The statistics for bicycling are less complete, but such as they are they suggest that the rate per mile is about ten times as high compared to driving. To keep calculations simple let's just call it 10 fatalities per 100,000,000 miles.
Call me chicken, but this is alarming. Applying the statistics directly to my own situation, I ride upwards of 5,000 miles per year, giving me odds of 1:20,000 of dying this year while biking. Over a 20-year career that's a one-in-a-thousand chance of getting killed. Compare this to other risky activities:
- Skydiving (per jump): 1:100,000
- Killed by lightning (lifetime): 1:100,000
- Plane crash (per trip): 1:1,000,000
The EPA, when assessing the risk of pollution levels, typically sets one in a million as unacceptably high. I'm comfortable with a one-in-a million risk; one in a thousand, not so much.
So how can I go about mitigating this risk? Quite a lot, I believe. What I see on the road convinces me that there is a lot of opportunity for bicyclists to improve their own chance for survival. To be honest, I'm astonished at the foolhardiness of many bikers. Here is just a small sample of behavior I've seen:
- Crossing a busy intersection without checking whether car traffic is aware of you. I actually saw someone get hit crossing 65th this way, and I've seen several close calls on Stone Way. How hard is it to look left and right?
- This one's similar: going straight through an intersection without looking for oncoming left-turners, or right-turners coming up behind you. At least one recent fatality in Seattle was caused by this situation. It's not much comfort to claim that the car was at fault.
- Riding on unsuitable roads, such as Aurora Avenue North (which also happened to be the location of the above-mentioned fatality).
- Riding at night in dark clothing with no lights. As a car driver with aging eyesight, I can assure you this renders you practically invisible.
I maintain that simply by taking common-sense precautions, the risk of accident can be dropped substantially. Statistics back this up. For example, one blogger has assembled data showing that young, inexperienced cyclists incur accidents at greater than ten times the rate of experienced cyclists.
But even experienced cyclists take risks that I myself avoid, so I believe in my case the risk is lower still. I know I've annoyed many a bicyclist with my cautious riding on the Burke-Gilman trail. Because of poor visibility I slow nearly to a stop at 70th and 65th to make sure no one's coming; I won't cross in front of a car until I make eye contact with the driver and have been given a clear signal to cross, particularly at high-traffic crossings like Blakely.

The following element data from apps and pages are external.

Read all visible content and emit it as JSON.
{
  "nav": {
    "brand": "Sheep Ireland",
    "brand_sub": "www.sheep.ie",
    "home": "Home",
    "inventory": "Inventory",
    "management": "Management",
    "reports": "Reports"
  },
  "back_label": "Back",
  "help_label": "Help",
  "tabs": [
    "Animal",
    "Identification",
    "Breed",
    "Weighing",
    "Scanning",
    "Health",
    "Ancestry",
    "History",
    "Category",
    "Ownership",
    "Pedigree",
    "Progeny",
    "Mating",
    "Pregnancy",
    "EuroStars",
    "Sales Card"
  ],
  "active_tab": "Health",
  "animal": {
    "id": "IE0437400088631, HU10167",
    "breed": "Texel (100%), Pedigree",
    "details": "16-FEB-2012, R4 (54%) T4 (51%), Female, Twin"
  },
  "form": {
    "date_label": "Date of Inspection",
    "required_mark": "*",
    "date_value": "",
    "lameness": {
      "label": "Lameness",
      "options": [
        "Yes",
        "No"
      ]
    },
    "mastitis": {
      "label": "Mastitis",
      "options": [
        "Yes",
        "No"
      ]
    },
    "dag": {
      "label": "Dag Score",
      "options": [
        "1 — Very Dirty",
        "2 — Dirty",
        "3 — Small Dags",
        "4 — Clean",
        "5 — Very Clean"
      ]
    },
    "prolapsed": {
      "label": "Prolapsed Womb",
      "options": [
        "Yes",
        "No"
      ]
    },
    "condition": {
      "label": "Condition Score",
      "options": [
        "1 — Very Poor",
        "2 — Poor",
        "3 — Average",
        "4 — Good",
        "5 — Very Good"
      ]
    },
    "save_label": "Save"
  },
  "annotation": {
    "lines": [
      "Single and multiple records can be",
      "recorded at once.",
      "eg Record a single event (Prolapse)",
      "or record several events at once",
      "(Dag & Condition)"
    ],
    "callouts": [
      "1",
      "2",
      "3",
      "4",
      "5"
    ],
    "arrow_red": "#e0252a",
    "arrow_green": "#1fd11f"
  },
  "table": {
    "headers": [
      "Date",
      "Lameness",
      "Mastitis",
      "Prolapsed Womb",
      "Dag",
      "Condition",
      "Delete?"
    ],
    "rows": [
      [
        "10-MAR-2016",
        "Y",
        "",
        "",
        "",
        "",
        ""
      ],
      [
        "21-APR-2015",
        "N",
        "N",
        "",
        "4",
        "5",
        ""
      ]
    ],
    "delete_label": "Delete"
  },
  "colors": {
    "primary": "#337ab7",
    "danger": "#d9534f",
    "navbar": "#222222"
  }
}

Recently I've been looking for the best route between Fremont and the Interbay Golf Course on Magnolia. My first attempt took me over an unacceptably steep hill. On my second attempt I tried a route that crossed the Ballard bridge, taking me within a few blocks of my destination, only to find that the pedestrian walkway on the other side didn't continue along 15th NW. My only options were to follow the safe route away from my destination, or to ride on the street. One look at the street convinced me to bail. I ended up taking a 15-minute detour just to avoid the traffic. Finally on my third try I found a suitable route that was pleasant, direct, and safe.
I have the added advantage that nearly 90% of my commute trip is along the Burke-Gilman trail, away from auto traffic entirely except for the street crossings. Cautious riding, experience, and a favorable route combine to reduce my personal risk to perhaps as low as 1:100,000 lifetime, I estimate.
That's still not one in a million, but it's almost certainly lower than the risk I would incur driving to work instead. Yet one more reason to ride!